__Exercise goal__: Only lines with the word "iPhone" belong in the answer; copy them from the records below.
---------- Data extract ----------
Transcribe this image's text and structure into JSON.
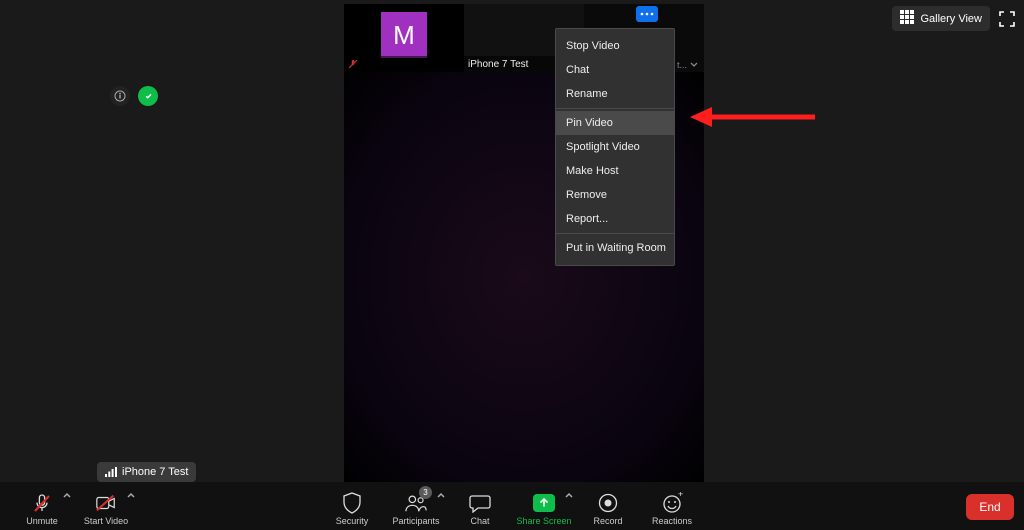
{
  "topright": {
    "gallery": "Gallery View"
  },
  "thumbs": [
    {
      "avatar_letter": "M",
      "label": ""
    },
    {
      "label": "iPhone 7 Test"
    },
    {
      "label": "Connecting t..."
    }
  ],
  "context_menu": {
    "groups": [
      [
        "Stop Video",
        "Chat",
        "Rename"
      ],
      [
        "Pin Video",
        "Spotlight Video",
        "Make Host",
        "Remove",
        "Report..."
      ],
      [
        "Put in Waiting Room"
      ]
    ],
    "highlighted": "Pin Video"
  },
  "tooltip": {
    "text": "iPhone 7 Test"
  },
  "toolbar": {
    "unmute": "Unmute",
    "start_video": "Start Video",
    "security": "Security",
    "participants": "Participants",
    "participants_count": "3",
    "chat": "Chat",
    "share": "Share Screen",
    "record": "Record",
    "reactions": "Reactions",
    "end": "End"
  }
}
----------
__Solution to this exercise__:
      "label": "iPhone 7 Test"
    "text": "iPhone 7 Test"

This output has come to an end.